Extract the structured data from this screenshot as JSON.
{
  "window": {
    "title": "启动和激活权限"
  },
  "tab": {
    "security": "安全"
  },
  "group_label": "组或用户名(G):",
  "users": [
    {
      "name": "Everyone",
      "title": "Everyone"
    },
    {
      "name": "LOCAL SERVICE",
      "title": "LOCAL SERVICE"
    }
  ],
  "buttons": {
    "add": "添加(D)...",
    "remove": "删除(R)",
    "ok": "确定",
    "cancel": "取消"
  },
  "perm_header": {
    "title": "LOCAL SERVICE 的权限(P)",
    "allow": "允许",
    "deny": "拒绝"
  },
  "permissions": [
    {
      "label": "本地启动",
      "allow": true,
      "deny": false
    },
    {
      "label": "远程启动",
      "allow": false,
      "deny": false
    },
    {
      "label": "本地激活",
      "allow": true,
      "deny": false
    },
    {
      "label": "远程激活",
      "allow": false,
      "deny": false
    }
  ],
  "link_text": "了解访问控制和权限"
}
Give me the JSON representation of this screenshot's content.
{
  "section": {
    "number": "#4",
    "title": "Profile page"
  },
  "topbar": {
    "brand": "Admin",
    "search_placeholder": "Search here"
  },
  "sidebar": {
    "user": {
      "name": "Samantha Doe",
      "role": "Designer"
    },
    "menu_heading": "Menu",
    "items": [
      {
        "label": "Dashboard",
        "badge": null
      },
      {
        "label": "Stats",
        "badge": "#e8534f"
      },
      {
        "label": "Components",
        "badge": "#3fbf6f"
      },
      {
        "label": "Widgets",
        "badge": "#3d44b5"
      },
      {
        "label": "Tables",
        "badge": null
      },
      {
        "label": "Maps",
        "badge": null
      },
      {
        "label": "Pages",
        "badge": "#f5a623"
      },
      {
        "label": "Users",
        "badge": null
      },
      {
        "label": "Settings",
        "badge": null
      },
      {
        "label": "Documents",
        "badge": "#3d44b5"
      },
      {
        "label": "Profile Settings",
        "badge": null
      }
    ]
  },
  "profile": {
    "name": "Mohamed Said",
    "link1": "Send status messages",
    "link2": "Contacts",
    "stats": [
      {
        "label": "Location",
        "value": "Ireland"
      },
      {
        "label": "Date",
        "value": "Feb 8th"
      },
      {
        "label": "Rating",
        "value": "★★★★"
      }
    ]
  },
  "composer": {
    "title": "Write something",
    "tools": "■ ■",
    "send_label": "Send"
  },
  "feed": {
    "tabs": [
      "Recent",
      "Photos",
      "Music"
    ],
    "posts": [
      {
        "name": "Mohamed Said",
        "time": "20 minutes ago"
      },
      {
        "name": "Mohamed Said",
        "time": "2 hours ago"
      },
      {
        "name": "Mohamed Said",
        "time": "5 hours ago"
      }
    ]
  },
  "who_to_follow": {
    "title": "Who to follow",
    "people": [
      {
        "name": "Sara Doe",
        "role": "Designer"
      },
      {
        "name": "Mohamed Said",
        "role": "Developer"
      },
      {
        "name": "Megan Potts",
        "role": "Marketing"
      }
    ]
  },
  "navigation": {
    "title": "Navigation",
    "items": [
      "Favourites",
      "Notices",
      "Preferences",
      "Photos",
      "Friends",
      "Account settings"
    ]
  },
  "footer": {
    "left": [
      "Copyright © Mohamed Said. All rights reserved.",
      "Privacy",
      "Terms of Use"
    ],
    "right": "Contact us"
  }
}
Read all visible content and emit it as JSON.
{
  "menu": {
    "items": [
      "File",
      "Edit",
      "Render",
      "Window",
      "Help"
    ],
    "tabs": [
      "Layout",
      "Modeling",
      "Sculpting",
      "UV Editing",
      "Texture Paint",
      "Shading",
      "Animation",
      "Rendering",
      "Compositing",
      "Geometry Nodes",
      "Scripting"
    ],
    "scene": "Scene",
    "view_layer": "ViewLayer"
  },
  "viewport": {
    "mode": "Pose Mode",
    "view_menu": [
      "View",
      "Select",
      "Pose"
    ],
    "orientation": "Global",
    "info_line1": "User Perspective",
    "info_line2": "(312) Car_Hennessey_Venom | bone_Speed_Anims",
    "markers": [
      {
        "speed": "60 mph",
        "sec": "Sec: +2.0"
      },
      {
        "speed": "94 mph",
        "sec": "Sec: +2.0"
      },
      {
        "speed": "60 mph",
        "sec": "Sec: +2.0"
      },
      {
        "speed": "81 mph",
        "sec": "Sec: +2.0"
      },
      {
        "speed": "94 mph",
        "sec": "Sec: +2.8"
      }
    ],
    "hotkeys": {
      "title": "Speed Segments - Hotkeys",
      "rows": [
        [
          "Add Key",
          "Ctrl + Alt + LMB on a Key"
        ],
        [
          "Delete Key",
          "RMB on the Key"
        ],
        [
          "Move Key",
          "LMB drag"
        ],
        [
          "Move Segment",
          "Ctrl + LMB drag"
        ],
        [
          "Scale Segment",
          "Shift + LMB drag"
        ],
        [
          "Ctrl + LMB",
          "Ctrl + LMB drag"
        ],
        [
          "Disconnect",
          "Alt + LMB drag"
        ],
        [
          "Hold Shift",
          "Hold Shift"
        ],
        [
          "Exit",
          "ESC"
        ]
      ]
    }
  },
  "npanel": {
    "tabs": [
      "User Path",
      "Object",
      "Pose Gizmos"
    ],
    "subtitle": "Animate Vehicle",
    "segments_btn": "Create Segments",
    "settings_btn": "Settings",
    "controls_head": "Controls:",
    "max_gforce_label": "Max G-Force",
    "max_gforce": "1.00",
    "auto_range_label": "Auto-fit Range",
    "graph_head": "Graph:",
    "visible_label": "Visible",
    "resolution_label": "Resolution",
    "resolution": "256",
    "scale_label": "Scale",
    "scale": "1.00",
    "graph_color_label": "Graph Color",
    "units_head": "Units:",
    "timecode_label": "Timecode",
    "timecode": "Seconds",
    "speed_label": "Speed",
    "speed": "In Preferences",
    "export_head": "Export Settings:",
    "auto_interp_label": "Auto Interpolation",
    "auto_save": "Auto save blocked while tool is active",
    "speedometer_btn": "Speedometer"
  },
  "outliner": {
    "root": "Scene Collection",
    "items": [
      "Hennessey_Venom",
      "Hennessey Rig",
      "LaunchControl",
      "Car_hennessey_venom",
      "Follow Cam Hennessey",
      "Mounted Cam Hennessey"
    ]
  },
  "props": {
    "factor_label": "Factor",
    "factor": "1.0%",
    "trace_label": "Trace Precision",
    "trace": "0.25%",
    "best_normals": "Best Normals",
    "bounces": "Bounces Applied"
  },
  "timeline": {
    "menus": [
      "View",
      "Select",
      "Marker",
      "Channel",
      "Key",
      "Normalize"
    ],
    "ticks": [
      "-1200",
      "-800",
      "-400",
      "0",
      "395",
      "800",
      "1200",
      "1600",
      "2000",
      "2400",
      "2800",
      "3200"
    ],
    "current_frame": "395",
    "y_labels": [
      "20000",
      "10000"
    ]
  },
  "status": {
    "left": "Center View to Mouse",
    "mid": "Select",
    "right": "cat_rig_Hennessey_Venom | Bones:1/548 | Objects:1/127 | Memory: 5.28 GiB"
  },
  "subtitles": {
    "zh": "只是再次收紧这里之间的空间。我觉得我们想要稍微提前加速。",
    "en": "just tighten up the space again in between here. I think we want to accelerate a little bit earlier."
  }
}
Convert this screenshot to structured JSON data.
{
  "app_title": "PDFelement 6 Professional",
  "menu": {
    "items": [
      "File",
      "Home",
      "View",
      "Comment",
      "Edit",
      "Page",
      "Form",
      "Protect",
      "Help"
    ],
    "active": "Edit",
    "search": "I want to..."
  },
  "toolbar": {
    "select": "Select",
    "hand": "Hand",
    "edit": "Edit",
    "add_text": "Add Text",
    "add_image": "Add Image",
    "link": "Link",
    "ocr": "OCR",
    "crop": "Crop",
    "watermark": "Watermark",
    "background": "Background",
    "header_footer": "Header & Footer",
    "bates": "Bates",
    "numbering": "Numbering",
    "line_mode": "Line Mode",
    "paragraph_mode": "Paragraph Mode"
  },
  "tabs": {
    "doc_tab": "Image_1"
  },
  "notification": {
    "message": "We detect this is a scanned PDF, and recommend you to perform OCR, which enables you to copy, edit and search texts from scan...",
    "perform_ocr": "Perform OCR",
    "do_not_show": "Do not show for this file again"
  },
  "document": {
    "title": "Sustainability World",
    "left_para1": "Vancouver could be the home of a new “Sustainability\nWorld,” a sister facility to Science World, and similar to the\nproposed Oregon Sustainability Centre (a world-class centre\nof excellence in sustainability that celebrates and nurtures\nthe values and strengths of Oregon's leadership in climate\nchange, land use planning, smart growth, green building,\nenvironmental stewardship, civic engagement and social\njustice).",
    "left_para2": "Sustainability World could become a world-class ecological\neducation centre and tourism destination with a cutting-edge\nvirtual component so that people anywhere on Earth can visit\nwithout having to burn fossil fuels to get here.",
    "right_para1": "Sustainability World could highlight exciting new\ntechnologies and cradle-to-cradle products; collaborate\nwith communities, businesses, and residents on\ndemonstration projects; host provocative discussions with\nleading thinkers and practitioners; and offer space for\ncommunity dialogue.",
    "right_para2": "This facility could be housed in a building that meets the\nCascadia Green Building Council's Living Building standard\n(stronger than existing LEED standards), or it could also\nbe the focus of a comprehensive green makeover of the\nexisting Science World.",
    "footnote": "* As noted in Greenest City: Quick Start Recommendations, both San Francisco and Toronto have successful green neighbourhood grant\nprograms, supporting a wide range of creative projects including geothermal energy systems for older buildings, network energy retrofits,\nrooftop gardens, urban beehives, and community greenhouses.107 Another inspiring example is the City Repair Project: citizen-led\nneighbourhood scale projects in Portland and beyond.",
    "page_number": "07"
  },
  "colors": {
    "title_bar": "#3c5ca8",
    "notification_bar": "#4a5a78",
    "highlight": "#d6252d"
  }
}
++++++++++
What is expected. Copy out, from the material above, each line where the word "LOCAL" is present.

Result.
      "name": "LOCAL SERVICE",
      "title": "LOCAL SERVICE"
    "title": "LOCAL SERVICE 的权限(P)",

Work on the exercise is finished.